- Saved data entries:

- Opening Delimiter -

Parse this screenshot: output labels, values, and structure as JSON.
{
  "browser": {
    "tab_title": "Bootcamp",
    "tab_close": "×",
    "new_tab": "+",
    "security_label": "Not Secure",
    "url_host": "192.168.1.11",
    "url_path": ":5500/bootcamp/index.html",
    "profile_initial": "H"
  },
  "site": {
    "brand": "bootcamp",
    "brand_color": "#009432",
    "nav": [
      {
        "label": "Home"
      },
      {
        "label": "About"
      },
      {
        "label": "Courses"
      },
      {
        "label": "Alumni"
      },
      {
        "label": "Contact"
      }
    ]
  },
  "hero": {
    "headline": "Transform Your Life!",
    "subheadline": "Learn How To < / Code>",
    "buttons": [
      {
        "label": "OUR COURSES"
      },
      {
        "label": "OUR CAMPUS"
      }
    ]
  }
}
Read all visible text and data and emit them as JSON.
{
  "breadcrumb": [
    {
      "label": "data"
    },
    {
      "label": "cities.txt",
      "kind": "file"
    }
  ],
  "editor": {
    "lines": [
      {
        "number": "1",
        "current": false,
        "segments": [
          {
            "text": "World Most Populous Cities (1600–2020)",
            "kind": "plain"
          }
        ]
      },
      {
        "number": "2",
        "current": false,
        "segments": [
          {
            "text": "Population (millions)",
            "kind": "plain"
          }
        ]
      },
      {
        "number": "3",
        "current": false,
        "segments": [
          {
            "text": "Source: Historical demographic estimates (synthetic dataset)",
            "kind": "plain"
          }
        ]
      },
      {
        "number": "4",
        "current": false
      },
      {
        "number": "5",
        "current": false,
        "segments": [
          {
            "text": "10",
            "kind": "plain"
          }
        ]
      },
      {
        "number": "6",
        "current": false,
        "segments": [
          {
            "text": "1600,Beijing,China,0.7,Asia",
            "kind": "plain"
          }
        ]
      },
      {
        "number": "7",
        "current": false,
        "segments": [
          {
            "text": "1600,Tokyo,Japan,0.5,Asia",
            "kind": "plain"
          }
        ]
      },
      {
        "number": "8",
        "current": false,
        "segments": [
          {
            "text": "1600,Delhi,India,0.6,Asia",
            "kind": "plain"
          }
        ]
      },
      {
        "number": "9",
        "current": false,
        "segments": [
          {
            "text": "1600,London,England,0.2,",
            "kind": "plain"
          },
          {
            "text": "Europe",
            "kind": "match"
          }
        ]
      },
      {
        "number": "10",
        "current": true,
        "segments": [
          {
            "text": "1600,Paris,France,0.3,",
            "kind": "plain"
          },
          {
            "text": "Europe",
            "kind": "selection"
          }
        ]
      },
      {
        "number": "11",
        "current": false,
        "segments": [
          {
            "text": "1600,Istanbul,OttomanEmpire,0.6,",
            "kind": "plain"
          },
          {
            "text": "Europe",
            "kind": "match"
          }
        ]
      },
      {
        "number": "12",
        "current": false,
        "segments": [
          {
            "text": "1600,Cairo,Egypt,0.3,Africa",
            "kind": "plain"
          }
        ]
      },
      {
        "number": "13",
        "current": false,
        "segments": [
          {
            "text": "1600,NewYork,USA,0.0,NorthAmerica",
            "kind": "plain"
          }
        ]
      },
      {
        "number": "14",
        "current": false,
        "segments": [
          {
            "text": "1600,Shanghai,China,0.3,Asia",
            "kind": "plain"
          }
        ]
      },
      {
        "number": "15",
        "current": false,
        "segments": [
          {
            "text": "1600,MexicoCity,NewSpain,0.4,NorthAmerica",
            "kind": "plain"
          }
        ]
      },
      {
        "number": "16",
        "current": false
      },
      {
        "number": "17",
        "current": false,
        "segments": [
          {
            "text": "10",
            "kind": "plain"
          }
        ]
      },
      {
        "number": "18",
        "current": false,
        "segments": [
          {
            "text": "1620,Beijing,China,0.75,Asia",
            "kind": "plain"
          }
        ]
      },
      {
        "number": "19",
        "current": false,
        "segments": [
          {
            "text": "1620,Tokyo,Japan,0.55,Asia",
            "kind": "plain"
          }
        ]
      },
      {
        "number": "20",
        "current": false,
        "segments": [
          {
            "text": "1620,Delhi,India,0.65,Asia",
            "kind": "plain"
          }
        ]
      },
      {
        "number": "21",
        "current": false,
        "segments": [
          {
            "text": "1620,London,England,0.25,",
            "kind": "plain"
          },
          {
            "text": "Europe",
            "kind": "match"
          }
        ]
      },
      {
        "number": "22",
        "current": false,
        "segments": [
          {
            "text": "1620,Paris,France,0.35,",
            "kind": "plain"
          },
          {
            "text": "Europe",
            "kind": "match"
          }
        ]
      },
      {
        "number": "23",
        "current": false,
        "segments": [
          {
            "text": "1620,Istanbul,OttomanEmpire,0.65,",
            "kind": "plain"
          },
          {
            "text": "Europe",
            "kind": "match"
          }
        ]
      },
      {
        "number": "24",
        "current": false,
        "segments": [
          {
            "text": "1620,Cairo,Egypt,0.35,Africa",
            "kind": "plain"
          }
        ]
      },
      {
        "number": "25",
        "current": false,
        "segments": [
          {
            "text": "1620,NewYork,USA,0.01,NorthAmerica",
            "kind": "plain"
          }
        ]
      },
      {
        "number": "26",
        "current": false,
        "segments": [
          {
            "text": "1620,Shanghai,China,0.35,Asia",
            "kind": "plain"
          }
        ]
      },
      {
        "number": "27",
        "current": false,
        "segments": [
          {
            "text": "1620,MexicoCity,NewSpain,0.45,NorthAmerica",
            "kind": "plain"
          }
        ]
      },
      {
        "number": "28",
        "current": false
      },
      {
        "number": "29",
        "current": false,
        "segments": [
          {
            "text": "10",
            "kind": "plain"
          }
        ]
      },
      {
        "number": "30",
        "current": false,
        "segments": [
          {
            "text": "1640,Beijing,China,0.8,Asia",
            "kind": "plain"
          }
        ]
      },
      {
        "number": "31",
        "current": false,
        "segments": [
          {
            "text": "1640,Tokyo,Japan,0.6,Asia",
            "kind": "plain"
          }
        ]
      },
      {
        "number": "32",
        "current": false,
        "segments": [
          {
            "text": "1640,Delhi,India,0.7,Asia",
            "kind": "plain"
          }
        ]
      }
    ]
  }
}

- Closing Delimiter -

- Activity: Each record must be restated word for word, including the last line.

- Solved exercise:
Parse this screenshot: output labels, values, and structure as JSON.
{
  "browser": {
    "tab_title": "Bootcamp",
    "tab_close": "×",
    "new_tab": "+",
    "security_label": "Not Secure",
    "url_host": "192.168.1.11",
    "url_path": ":5500/bootcamp/index.html",
    "profile_initial": "H"
  },
  "site": {
    "brand": "bootcamp",
    "brand_color": "#009432",
    "nav": [
      {
        "label": "Home"
      },
      {
        "label": "About"
      },
      {
        "label": "Courses"
      },
      {
        "label": "Alumni"
      },
      {
        "label": "Contact"
      }
    ]
  },
  "hero": {
    "headline": "Transform Your Life!",
    "subheadline": "Learn How To < / Code>",
    "buttons": [
      {
        "label": "OUR COURSES"
      },
      {
        "label": "OUR CAMPUS"
      }
    ]
  }
}
Read all visible text and data and emit them as JSON.
{
  "breadcrumb": [
    {
      "label": "data"
    },
    {
      "label": "cities.txt",
      "kind": "file"
    }
  ],
  "editor": {
    "lines": [
      {
        "number": "1",
        "current": false,
        "segments": [
          {
            "text": "World Most Populous Cities (1600–2020)",
            "kind": "plain"
          }
        ]
      },
      {
        "number": "2",
        "current": false,
        "segments": [
          {
            "text": "Population (millions)",
            "kind": "plain"
          }
        ]
      },
      {
        "number": "3",
        "current": false,
        "segments": [
          {
            "text": "Source: Historical demographic estimates (synthetic dataset)",
            "kind": "plain"
          }
        ]
      },
      {
        "number": "4",
        "current": false
      },
      {
        "number": "5",
        "current": false,
        "segments": [
          {
            "text": "10",
            "kind": "plain"
          }
        ]
      },
      {
        "number": "6",
        "current": false,
        "segments": [
          {
            "text": "1600,Beijing,China,0.7,Asia",
            "kind": "plain"
          }
        ]
      },
      {
        "number": "7",
        "current": false,
        "segments": [
          {
            "text": "1600,Tokyo,Japan,0.5,Asia",
            "kind": "plain"
          }
        ]
      },
      {
        "number": "8",
        "current": false,
        "segments": [
          {
            "text": "1600,Delhi,India,0.6,Asia",
            "kind": "plain"
          }
        ]
      },
      {
        "number": "9",
        "current": false,
        "segments": [
          {
            "text": "1600,London,England,0.2,",
            "kind": "plain"
          },
          {
            "text": "Europe",
            "kind": "match"
          }
        ]
      },
      {
        "number": "10",
        "current": true,
        "segments": [
          {
            "text": "1600,Paris,France,0.3,",
            "kind": "plain"
          },
          {
            "text": "Europe",
            "kind": "selection"
          }
        ]
      },
      {
        "number": "11",
        "current": false,
        "segments": [
          {
            "text": "1600,Istanbul,OttomanEmpire,0.6,",
            "kind": "plain"
          },
          {
            "text": "Europe",
            "kind": "match"
          }
        ]
      },
      {
        "number": "12",
        "current": false,
        "segments": [
          {
            "text": "1600,Cairo,Egypt,0.3,Africa",
            "kind": "plain"
          }
        ]
      },
      {
        "number": "13",
        "current": false,
        "segments": [
          {
            "text": "1600,NewYork,USA,0.0,NorthAmerica",
            "kind": "plain"
          }
        ]
      },
      {
        "number": "14",
        "current": false,
        "segments": [
          {
            "text": "1600,Shanghai,China,0.3,Asia",
            "kind": "plain"
          }
        ]
      },
      {
        "number": "15",
        "current": false,
        "segments": [
          {
            "text": "1600,MexicoCity,NewSpain,0.4,NorthAmerica",
            "kind": "plain"
          }
        ]
      },
      {
        "number": "16",
        "current": false
      },
      {
        "number": "17",
        "current": false,
        "segments": [
          {
            "text": "10",
            "kind": "plain"
          }
        ]
      },
      {
        "number": "18",
        "current": false,
        "segments": [
          {
            "text": "1620,Beijing,China,0.75,Asia",
            "kind": "plain"
          }
        ]
      },
      {
        "number": "19",
        "current": false,
        "segments": [
          {
            "text": "1620,Tokyo,Japan,0.55,Asia",
            "kind": "plain"
          }
        ]
      },
      {
        "number": "20",
        "current": false,
        "segments": [
          {
            "text": "1620,Delhi,India,0.65,Asia",
            "kind": "plain"
          }
        ]
      },
      {
        "number": "21",
        "current": false,
        "segments": [
          {
            "text": "1620,London,England,0.25,",
            "kind": "plain"
          },
          {
            "text": "Europe",
            "kind": "match"
          }
        ]
      },
      {
        "number": "22",
        "current": false,
        "segments": [
          {
            "text": "1620,Paris,France,0.35,",
            "kind": "plain"
          },
          {
            "text": "Europe",
            "kind": "match"
          }
        ]
      },
      {
        "number": "23",
        "current": false,
        "segments": [
          {
            "text": "1620,Istanbul,OttomanEmpire,0.65,",
            "kind": "plain"
          },
          {
            "text": "Europe",
            "kind": "match"
          }
        ]
      },
      {
        "number": "24",
        "current": false,
        "segments": [
          {
            "text": "1620,Cairo,Egypt,0.35,Africa",
            "kind": "plain"
          }
        ]
      },
      {
        "number": "25",
        "current": false,
        "segments": [
          {
            "text": "1620,NewYork,USA,0.01,NorthAmerica",
            "kind": "plain"
          }
        ]
      },
      {
        "number": "26",
        "current": false,
        "segments": [
          {
            "text": "1620,Shanghai,China,0.35,Asia",
            "kind": "plain"
          }
        ]
      },
      {
        "number": "27",
        "current": false,
        "segments": [
          {
            "text": "1620,MexicoCity,NewSpain,0.45,NorthAmerica",
            "kind": "plain"
          }
        ]
      },
      {
        "number": "28",
        "current": false
      },
      {
        "number": "29",
        "current": false,
        "segments": [
          {
            "text": "10",
            "kind": "plain"
          }
        ]
      },
      {
        "number": "30",
        "current": false,
        "segments": [
          {
            "text": "1640,Beijing,China,0.8,Asia",
            "kind": "plain"
          }
        ]
      },
      {
        "number": "31",
        "current": false,
        "segments": [
          {
            "text": "1640,Tokyo,Japan,0.6,Asia",
            "kind": "plain"
          }
        ]
      },
      {
        "number": "32",
        "current": false,
        "segments": [
          {
            "text": "1640,Delhi,India,0.7,Asia",
            "kind": "plain"
          }
        ]
      }
    ]
  }
}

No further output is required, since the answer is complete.